These are potentially stupid questions, but bear with me – I am not a statistician nor a mathematician.

If a group of observations is normally distributed, will the mean value of that group also follow a normal distribution? Furthermore, if the mean values of two groups are both normally distributed, will the difference between these mean values also follow a normal distribution?

From my understanding, the student's t-test does not actually assume that observations in the two groups are derived from normally distributed populations, but rather that the difference between the mean values of these groups are normally distributed (or at least approximately). Hence, if the answer to both my questions is ‘yes’, then it makes sense to me, why one would still apply different methods, such as histograms and the K-S test, to assess whether the data follow a normal distribution (especially in studies with small sample sizes, where the central limit theorem is less likely to ‘kick in’). ]]>

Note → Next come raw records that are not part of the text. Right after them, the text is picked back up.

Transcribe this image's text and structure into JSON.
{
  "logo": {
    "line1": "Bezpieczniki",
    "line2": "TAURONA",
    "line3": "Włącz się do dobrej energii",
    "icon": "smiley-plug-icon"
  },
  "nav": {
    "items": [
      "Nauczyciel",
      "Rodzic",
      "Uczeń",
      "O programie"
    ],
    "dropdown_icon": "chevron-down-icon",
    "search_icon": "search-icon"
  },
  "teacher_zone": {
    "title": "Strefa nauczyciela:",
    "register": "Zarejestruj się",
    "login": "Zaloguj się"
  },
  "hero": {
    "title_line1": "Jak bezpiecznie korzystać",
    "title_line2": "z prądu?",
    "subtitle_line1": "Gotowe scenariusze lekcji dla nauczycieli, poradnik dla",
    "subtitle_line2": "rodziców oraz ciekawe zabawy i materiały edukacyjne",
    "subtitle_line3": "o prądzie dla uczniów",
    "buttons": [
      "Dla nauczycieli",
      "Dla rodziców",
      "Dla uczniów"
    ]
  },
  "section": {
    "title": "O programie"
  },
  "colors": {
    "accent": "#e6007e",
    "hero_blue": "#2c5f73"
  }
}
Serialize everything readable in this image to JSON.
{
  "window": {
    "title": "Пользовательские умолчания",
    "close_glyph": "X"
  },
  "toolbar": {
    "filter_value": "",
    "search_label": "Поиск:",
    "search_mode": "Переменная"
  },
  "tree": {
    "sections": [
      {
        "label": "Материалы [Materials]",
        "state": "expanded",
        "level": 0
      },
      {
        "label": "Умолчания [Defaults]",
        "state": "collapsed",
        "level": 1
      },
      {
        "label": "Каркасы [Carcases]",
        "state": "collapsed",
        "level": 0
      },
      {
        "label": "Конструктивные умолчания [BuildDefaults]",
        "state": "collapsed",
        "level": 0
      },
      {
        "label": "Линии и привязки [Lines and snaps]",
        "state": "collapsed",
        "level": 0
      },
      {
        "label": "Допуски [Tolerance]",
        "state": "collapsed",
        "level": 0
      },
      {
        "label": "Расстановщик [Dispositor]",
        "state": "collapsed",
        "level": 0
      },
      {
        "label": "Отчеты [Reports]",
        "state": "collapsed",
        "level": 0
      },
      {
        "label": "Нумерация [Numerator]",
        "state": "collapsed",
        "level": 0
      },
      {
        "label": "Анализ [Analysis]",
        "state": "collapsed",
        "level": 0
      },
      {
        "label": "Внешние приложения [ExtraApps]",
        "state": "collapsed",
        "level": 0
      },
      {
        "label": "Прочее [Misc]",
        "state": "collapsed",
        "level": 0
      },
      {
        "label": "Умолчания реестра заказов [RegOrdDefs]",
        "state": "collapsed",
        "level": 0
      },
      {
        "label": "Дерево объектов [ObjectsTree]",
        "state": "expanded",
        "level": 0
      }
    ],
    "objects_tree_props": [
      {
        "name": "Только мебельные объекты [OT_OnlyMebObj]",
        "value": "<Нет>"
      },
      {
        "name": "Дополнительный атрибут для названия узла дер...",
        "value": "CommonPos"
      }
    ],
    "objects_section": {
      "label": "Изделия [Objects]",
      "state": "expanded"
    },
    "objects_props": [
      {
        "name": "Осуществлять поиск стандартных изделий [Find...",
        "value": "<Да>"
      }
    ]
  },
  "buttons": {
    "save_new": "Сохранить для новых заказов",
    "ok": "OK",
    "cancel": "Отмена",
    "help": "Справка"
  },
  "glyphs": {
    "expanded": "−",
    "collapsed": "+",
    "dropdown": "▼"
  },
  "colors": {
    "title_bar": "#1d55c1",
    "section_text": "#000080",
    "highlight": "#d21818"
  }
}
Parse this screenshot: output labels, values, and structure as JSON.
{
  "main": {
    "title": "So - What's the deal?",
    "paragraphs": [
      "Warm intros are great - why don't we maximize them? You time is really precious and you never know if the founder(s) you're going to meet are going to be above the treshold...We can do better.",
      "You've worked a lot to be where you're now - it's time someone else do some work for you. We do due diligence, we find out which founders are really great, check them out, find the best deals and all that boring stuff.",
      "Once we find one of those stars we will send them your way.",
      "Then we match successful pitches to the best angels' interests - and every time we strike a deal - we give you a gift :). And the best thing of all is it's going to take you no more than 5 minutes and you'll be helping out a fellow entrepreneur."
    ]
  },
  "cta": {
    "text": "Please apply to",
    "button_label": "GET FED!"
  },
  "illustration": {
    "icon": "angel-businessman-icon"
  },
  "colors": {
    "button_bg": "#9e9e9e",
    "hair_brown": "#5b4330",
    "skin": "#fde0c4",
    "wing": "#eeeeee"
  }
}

I have built a logistic regression model with misclassification rate around 18%. When I look at the ROC curve(area under the curve is 0.76) and find out the accuracy at various cutoff points, the best accuracy is at 0.3 probability cutoff. Is 0.3 acceptable?Shouldn't the cutoff chosen be greater than 0.5?

Thanks ]]>

I'm a freshman here, but i need a help.

I need to run a ANOVA + Post Hoc test using filters by "select cases" tool but it's not working

I already used the 6 generated filters trying an ANOVA as fixed factors and with one dependent variabble "Price", but the errors are:

-the post hoc dosen't ran saying there are few than two groups

- the complementar filter (filter 1 = China Low filter 2 = China High) are showing non complementar means, because filter 1 shows Not Selected Mean = 4,5 and the filter 2 Selected Mean shows a different value o mena. They should be the same, right?

Summarizing, what I need to do to run the ANOVA and Post-Hoc with those 6 filters and with one dependent variabel at the same time?

Thanks! ]]>